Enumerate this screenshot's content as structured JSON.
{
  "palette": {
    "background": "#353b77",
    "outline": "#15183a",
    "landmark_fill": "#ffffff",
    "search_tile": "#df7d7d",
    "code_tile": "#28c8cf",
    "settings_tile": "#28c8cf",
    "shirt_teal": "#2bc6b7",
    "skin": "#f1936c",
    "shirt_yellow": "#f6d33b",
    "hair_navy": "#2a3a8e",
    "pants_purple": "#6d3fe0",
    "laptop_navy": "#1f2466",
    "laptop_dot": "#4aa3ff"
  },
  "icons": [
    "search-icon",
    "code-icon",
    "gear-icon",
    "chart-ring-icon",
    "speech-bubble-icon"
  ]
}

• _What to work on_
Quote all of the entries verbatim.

• _Exercise solution_
Enumerate this screenshot's content as structured JSON.
{
  "palette": {
    "background": "#353b77",
    "outline": "#15183a",
    "landmark_fill": "#ffffff",
    "search_tile": "#df7d7d",
    "code_tile": "#28c8cf",
    "settings_tile": "#28c8cf",
    "shirt_teal": "#2bc6b7",
    "skin": "#f1936c",
    "shirt_yellow": "#f6d33b",
    "hair_navy": "#2a3a8e",
    "pants_purple": "#6d3fe0",
    "laptop_navy": "#1f2466",
    "laptop_dot": "#4aa3ff"
  },
  "icons": [
    "search-icon",
    "code-icon",
    "gear-icon",
    "chart-ring-icon",
    "speech-bubble-icon"
  ]
}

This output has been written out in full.